Today one of the school teachers told one of our translators that she wanted to talk to me.  She knew about you and she asked me to send you her greetings :)  She also asked you to continue your work for the school.  She was very grateful and I felt very honored.

Today in Haiti I felt hot, and I felt dirty, but most of all I felt blessed to be here.

Love you and miss you,

Monday, August 4, 2014

I Saw It With My Own Eyes

Today was amazing...

We started this morning with a group meeting at New Life Children's Home.  There are six of us from Texas and sixteen from Illinois.  We also have seven translators working with us.

We will be going to the village of Bigarade Tuesday through Friday to play with the children in the morning and then we will visit families in their homes in the afternoon.  Bob wants us to teach the children some American games, like kickball and whiffle ball.  So the first thing we had to do was teach the translators the games so they could help us explain them to the children.

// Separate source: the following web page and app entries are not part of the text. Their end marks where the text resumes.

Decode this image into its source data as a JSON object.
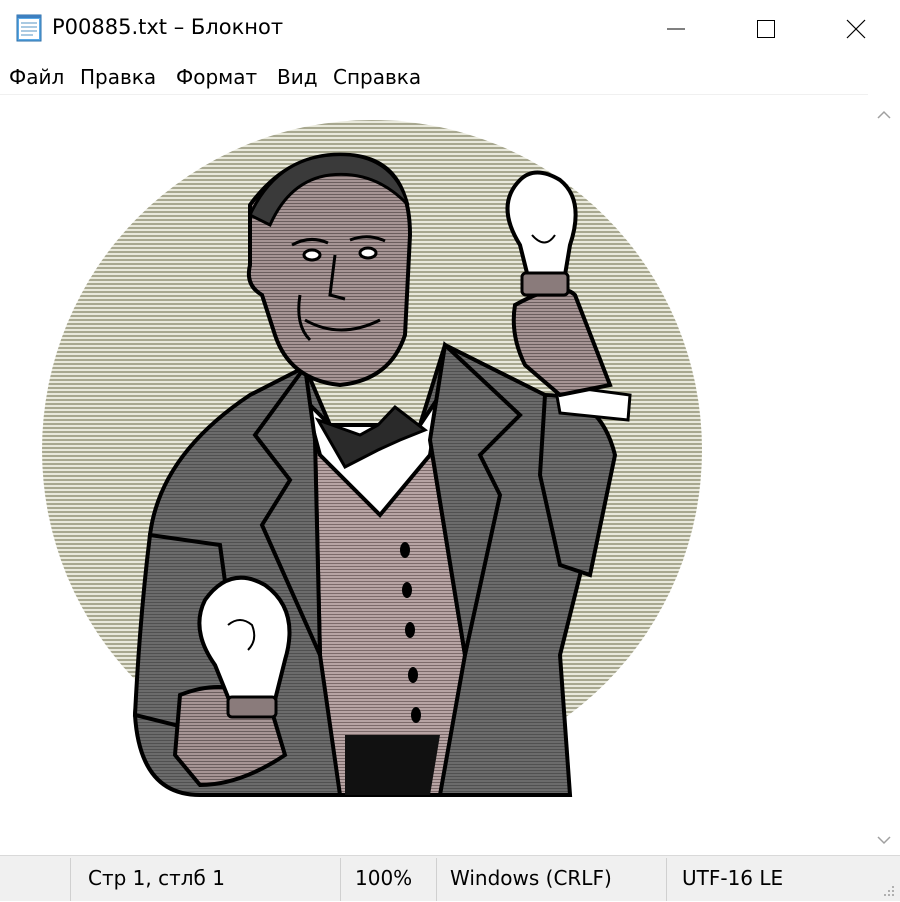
{
  "window": {
    "title": "P00885.txt – Блокнот",
    "icon": "notepad-icon",
    "controls": [
      "minimize-icon",
      "maximize-icon",
      "close-icon"
    ]
  },
  "menu": {
    "file": "Файл",
    "edit": "Правка",
    "format": "Формат",
    "view": "Вид",
    "help": "Справка"
  },
  "content": {
    "image": "illustration of a man in a suit holding two light bulbs"
  },
  "status": {
    "position": "Стр 1, стлб 1",
    "zoom": "100%",
    "line_ending": "Windows (CRLF)",
    "encoding": "UTF-16 LE"
  },
  "colors": {
    "accent_circle": "#c8c8b4",
    "suit": "#5f5f5f",
    "vest": "#9a8787",
    "skin": "#8a7b7b"
  }
}
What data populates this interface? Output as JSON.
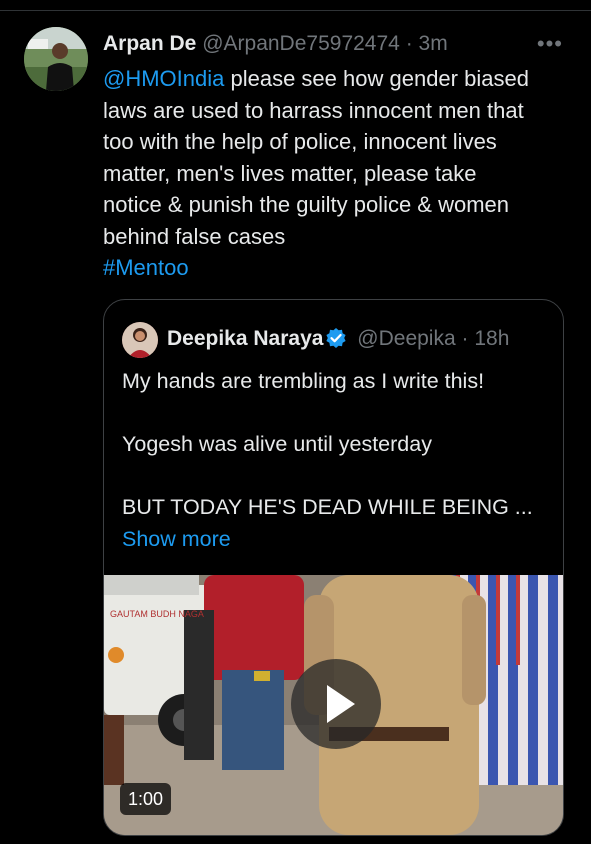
{
  "tweet": {
    "display_name": "Arpan De",
    "handle": "@ArpanDe75972474",
    "separator": "·",
    "time": "3m",
    "more_icon": "more-horizontal-icon",
    "text_lines": [
      {
        "link": "@HMOIndia",
        "text": " please see how gender biased"
      },
      {
        "text": "laws are used to harrass innocent men that"
      },
      {
        "text": "too with the help of police, innocent lives"
      },
      {
        "text": "matter, men's lives matter, please take"
      },
      {
        "text": "notice & punish the guilty police & women"
      },
      {
        "text": "behind false cases"
      }
    ],
    "hashtag": "#Mentoo"
  },
  "quoted": {
    "display_name": "Deepika Naraya",
    "verified_icon": "verified-badge-icon",
    "handle": "@Deepika",
    "separator": "·",
    "time": "18h",
    "line1": "My hands are trembling as I write this!",
    "line2": "Yogesh was alive until yesterday",
    "line3": "BUT TODAY HE'S DEAD WHILE BEING ...",
    "show_more": "Show more",
    "video": {
      "duration": "1:00",
      "vehicle_text": "GAUTAM BUDH NAGA",
      "play_icon": "play-icon"
    }
  },
  "colors": {
    "background": "#000000",
    "text": "#e7e9ea",
    "muted": "#71767b",
    "link": "#1d9bf0",
    "border": "#3e4144"
  }
}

Paw was the catcher during our game of whiffle ball.  He also helped to teach our translator, Dani, how to swing the bat. :)

Then this afternoon we got into the back of a truck and went to the village of Bigarade. I know that you have seen a lot of pictures of the school there.  Today I got to see it with my own eyes!

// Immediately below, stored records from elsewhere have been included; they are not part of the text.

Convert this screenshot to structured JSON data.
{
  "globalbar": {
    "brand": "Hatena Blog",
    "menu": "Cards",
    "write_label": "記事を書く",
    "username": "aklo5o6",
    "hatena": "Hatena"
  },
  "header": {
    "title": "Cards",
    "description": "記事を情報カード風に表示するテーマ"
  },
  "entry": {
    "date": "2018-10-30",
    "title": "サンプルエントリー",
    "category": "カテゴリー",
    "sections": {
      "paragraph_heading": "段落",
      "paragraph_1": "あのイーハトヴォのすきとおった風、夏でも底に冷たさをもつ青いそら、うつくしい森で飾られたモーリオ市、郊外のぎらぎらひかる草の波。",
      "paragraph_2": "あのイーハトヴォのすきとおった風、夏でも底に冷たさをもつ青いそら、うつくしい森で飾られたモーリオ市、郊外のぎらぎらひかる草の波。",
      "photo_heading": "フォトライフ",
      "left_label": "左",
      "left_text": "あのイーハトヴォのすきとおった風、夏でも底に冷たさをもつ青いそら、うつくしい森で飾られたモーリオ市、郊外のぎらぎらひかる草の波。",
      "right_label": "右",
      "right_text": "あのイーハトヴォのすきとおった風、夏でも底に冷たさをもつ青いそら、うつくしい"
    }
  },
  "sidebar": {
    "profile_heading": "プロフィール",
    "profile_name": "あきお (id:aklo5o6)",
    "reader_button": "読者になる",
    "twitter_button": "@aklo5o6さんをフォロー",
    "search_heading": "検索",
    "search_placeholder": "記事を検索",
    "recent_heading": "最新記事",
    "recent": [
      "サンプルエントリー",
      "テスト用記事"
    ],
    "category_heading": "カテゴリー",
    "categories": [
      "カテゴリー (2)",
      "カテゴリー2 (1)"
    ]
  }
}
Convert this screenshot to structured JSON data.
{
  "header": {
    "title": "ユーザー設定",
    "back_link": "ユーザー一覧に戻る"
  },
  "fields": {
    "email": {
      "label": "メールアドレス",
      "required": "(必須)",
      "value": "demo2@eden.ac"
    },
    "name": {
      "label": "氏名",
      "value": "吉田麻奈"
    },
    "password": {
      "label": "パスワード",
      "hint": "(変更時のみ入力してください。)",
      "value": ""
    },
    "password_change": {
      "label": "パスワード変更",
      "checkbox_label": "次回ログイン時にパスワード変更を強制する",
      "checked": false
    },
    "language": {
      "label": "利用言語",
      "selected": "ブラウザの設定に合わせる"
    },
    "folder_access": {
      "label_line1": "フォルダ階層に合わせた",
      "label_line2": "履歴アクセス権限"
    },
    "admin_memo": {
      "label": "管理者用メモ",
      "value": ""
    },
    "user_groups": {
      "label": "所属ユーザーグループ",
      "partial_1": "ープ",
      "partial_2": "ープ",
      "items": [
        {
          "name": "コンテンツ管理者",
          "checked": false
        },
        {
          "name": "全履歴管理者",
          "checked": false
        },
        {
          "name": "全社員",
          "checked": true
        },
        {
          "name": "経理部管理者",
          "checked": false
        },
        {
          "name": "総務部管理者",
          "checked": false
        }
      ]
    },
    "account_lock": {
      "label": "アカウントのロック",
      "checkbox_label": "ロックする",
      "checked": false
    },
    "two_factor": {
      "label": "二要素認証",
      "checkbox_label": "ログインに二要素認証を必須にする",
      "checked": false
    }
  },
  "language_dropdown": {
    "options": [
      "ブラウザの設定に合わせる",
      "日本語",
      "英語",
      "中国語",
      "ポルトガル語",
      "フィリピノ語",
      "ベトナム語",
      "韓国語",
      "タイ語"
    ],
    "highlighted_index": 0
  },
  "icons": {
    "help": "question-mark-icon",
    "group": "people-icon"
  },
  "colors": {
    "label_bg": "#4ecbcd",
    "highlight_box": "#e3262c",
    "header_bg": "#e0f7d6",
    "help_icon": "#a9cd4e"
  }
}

When we drove up, Bob said, "Alison, Well here it is!"  And emotion just overtook me.  Your Nanna, Mrs. Billie and I cried. 

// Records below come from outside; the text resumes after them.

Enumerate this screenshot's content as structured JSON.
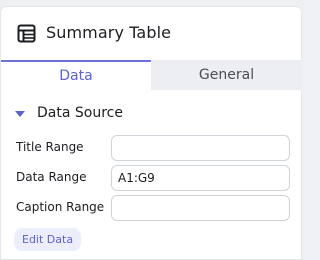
{
  "header": {
    "title": "Summary Table",
    "icon": "table-icon"
  },
  "tabs": [
    {
      "label": "Data",
      "active": true
    },
    {
      "label": "General",
      "active": false
    }
  ],
  "section": {
    "title": "Data Source",
    "expanded": true
  },
  "fields": {
    "title_range": {
      "label": "Title Range",
      "value": ""
    },
    "data_range": {
      "label": "Data Range",
      "value": "A1:G9"
    },
    "caption_range": {
      "label": "Caption Range",
      "value": ""
    }
  },
  "actions": {
    "edit_data_label": "Edit Data"
  },
  "colors": {
    "accent": "#5b63d3",
    "panel_bg": "#ffffff",
    "inactive_tab_bg": "#eceef1"
  }
}
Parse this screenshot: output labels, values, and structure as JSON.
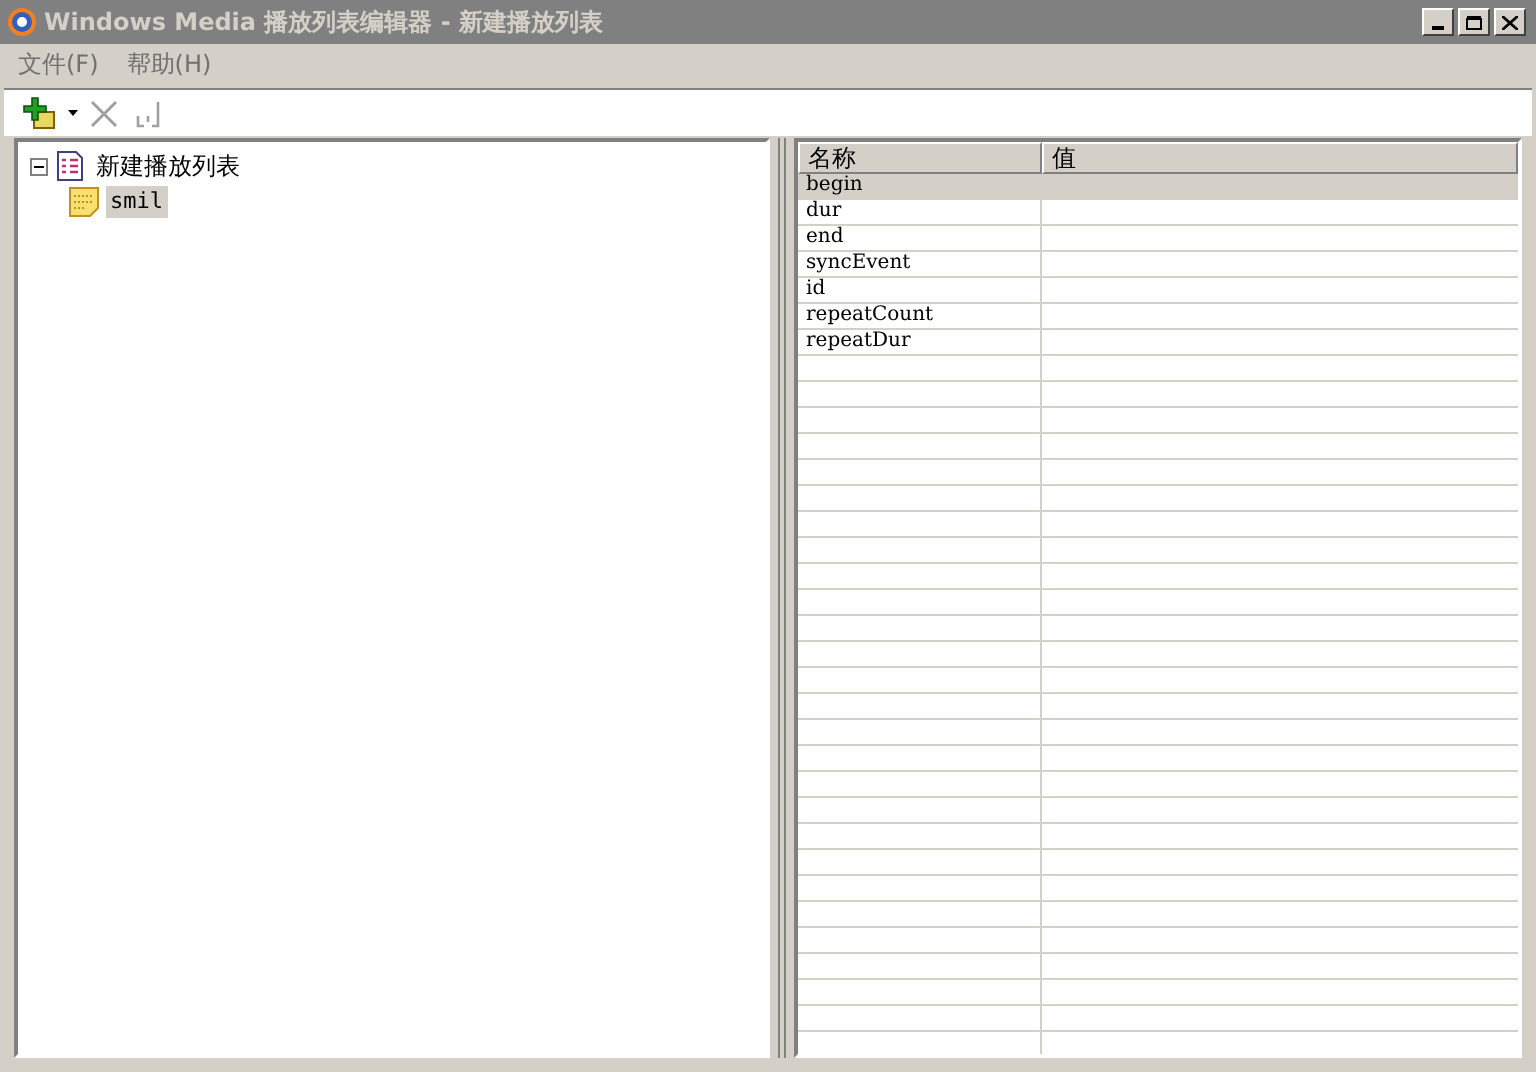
{
  "window": {
    "title": "Windows Media 播放列表编辑器 - 新建播放列表",
    "active": false
  },
  "menu": [
    {
      "label": "文件(F)"
    },
    {
      "label": "帮助(H)"
    }
  ],
  "toolbar": [
    {
      "kind": "add",
      "disabled": false
    },
    {
      "kind": "dropdown",
      "disabled": false
    },
    {
      "kind": "delete",
      "disabled": true
    },
    {
      "kind": "properties",
      "disabled": true
    }
  ],
  "tree": [
    {
      "label": "新建播放列表",
      "kind": "playlist",
      "expanded": true,
      "selected": false,
      "children": [
        {
          "label": "smil",
          "kind": "element",
          "selected": true
        }
      ]
    }
  ],
  "table": {
    "columns": [
      "名称",
      "值"
    ],
    "rows": [
      {
        "name": "begin",
        "value": "",
        "selected": true
      },
      {
        "name": "dur",
        "value": "",
        "selected": false
      },
      {
        "name": "end",
        "value": "",
        "selected": false
      },
      {
        "name": "syncEvent",
        "value": "",
        "selected": false
      },
      {
        "name": "id",
        "value": "",
        "selected": false
      },
      {
        "name": "repeatCount",
        "value": "",
        "selected": false
      },
      {
        "name": "repeatDur",
        "value": "",
        "selected": false
      }
    ]
  }
}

Then we went inside and I touched the chalkboard, I sat in the desks, I shook the Pastor Esaphat's hand, and I received hugs from some smiling Haitian children.  It was such a blessing!

At first my thoughts were, "Mackenzie did this!"  But quickly I remembered that "God did this!"  Through His providence He touched your heart, He blessed your efforts, and He moved lots of people to join you.  And today I saw His Work with my own eyes.

To God be the Glory!

The Best is Yet To Come

Yesterday I told you when we came that the children greeted us with open arms.  Even though they were not sad, it is hard to not be sad for them.  Their lives seem so hard, and their needs seem so great.

This morning God woke me up with a verse.  John 10:10 says, "My purpose is to give life in all its fullness."

At first my thoughts went to, "God I know your Word is true.  But the lives of the children here don't seem very full."  His answer was their lives are full because they understand hope at a much deeper level than I think you or I will ever understand.

2 Corinthians 1:7 says, "Our hope is unshaken, because we know as you share in our sufferings, you also share in our comfort."

The abundant life God promises these children may not be on this earth.  He promises all His children eternal life in a perfect Heaven with no sadness, no sickness and no loss.

In America we have sickness and sadness and loss, but at least for you and I, Mackenzie, our days are filled with comfort and abundance - safe homes, full bellies, lots of family.

I don't think we have the hope I see in these children.  It's an understanding that the best is yet to come.  And that just as Jesus loves them in their suffering, He promises an abundant life to come, one that is eternal.

I want to be more like those children, to place my hope in things eternal because for all of us who trust in Jesus all across the world, the best is yet to come!